Psychology Colloquium

Departmental Event

Start Date: Nov 19, 2021 - 09:00am
End Date: Nov 19, 2021 - 10:00am

Location: Logan Hall, room 125 and via Zoom

Davood Tofighi, Ph.D. will present Improving Validity and Replicability of Longitudinal Mediation Models in Psychological and Health Sciences.

Abstract:  In this talk, I present an overview of my research. Then I focus on one area of my research that concerns with developing methods to strengthen internal validity and robustness of mediation analysis with application in intervention studies of alcohol use disorder. In any mediation, a critical yet untestable assumption for valid and unbiased estimates of the indirect effects is that there should not be an omitted variable (confounder) that confounds (biases) indirect effect estimates.

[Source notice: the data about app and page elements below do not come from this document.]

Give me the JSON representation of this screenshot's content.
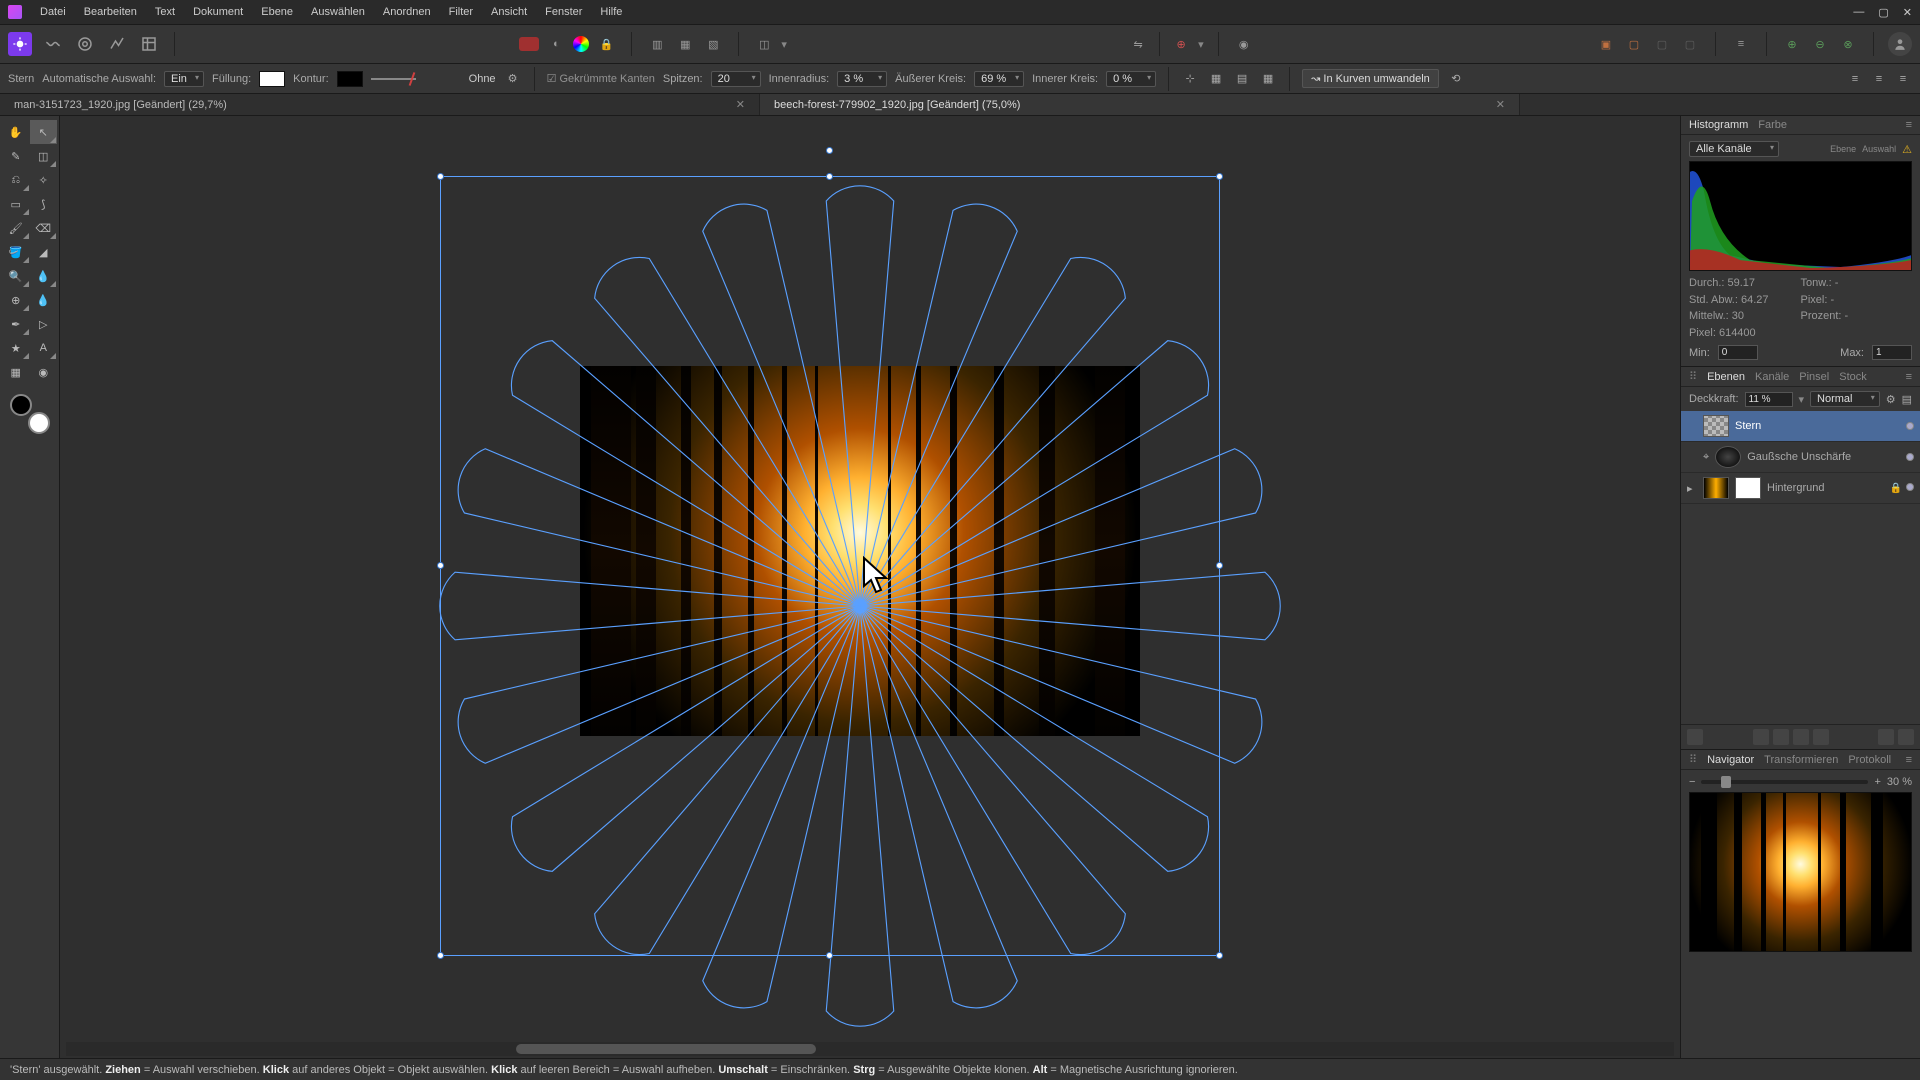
{
  "menu": [
    "Datei",
    "Bearbeiten",
    "Text",
    "Dokument",
    "Ebene",
    "Auswählen",
    "Anordnen",
    "Filter",
    "Ansicht",
    "Fenster",
    "Hilfe"
  ],
  "ctx": {
    "tool": "Stern",
    "auto_label": "Automatische Auswahl:",
    "auto_val": "Ein",
    "fill_label": "Füllung:",
    "stroke_label": "Kontur:",
    "stroke_style": "Ohne",
    "antialias": "Gekrümmte Kanten",
    "spitzen_label": "Spitzen:",
    "spitzen": "20",
    "innen_label": "Innenradius:",
    "innen": "3 %",
    "aussen_label": "Äußerer Kreis:",
    "aussen": "69 %",
    "innenk_label": "Innerer Kreis:",
    "innenk": "0 %",
    "convert": "In Kurven umwandeln"
  },
  "tabs": [
    {
      "title": "man-3151723_1920.jpg [Geändert] (29,7%)",
      "active": false
    },
    {
      "title": "beech-forest-779902_1920.jpg [Geändert] (75,0%)",
      "active": true
    }
  ],
  "hist": {
    "tabs": [
      "Histogramm",
      "Farbe"
    ],
    "channel": "Alle Kanäle",
    "mini": [
      "Ebene",
      "Auswahl"
    ],
    "stats": {
      "durch": "Durch.: 59.17",
      "std": "Std. Abw.: 64.27",
      "mittel": "Mittelw.: 30",
      "pixel": "Pixel: 614400",
      "tonw": "Tonw.: -",
      "pix": "Pixel: -",
      "proz": "Prozent: -"
    },
    "min_l": "Min:",
    "min": "0",
    "max_l": "Max:",
    "max": "1"
  },
  "layerspanel": {
    "tabs": [
      "Ebenen",
      "Kanäle",
      "Pinsel",
      "Stock"
    ],
    "opacity_l": "Deckkraft:",
    "opacity": "11 %",
    "blend": "Normal",
    "layers": [
      {
        "name": "Stern",
        "sel": true,
        "thumb": "pat",
        "mask": false
      },
      {
        "name": "Gaußsche Unschärfe",
        "sel": false,
        "thumb": "fx",
        "mask": false,
        "indent": true,
        "fxicon": true
      },
      {
        "name": "Hintergrund",
        "sel": false,
        "thumb": "img",
        "mask": true,
        "lock": true
      }
    ]
  },
  "nav": {
    "tabs": [
      "Navigator",
      "Transformieren",
      "Protokoll"
    ],
    "zoom": "30 %"
  },
  "status": {
    "text_parts": [
      "'Stern' ausgewählt. ",
      "Ziehen",
      " = Auswahl verschieben. ",
      "Klick",
      " auf anderes Objekt = Objekt auswählen. ",
      "Klick",
      " auf leeren Bereich = Auswahl aufheben. ",
      "Umschalt",
      " = Einschränken. ",
      "Strg",
      " = Ausgewählte Objekte klonen. ",
      "Alt",
      " = Magnetische Ausrichtung ignorieren."
    ]
  },
  "colors": {
    "fill": "#ffffff",
    "stroke": "#000000",
    "sel": "#5aa0ff"
  }
}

Because the no–omitted–confounder assumption is untestable, the indirect effect is potentially biased. Researchers recommend conducting sensitivity analysis to quantify bias and assess whether the point and interval estimates of indirect effects would change under varying degrees of bias because of an omitted confounder. I present the latest sensitivity analysis techniques I have developed, termed Correlated Augmented Model Sensitivity Analysis (CAMSA). I discuss how one can use CAMSA to compute biasing effects of confounders on the point and interval estimates of the indirect effects for a longitudinal mediation analysis using an empirical example.

Biography:  Davood Tofighi, Ph.D., is an Assistant Professor of Psychology at the University of New Mexico and a Biostatistician at the Clinical and Translational Science Center in the UNM Health Sciences Center. His research involves developing and evaluating methods that would enhance the robustness and causal inference in mediation analysis, multilevel regression, and structural equation modeling. His substantive research focuses on improving the robustness and replication of statistical methods in health and prevention science and statistical optimization of drug delivery formulation in cancer and COVID-19 research. Currently, he serves as an Associate Editor for the Quantitative Psychology and Measurement specialty section of the Frontiers in Psychology journal. He has served multiple times as a scientific reviewer for NIH Special Emphasis panels. He has over 6,000 citations and an H-Index of 12 according to Google Scholar. His ongoing funding is $4,708,813 and his research has been supported by NASA, NSF, and NIH. He received his Ph.D. in Quantitative Psychology from the Arizona State University. He has an M.A. in Educational Psychology, and M.Sc. and B.Sc. in Industrial and Systems Engineering. 

Zoom link and information:

Meeting ID: 933 1886 9319
Passcode: loganhall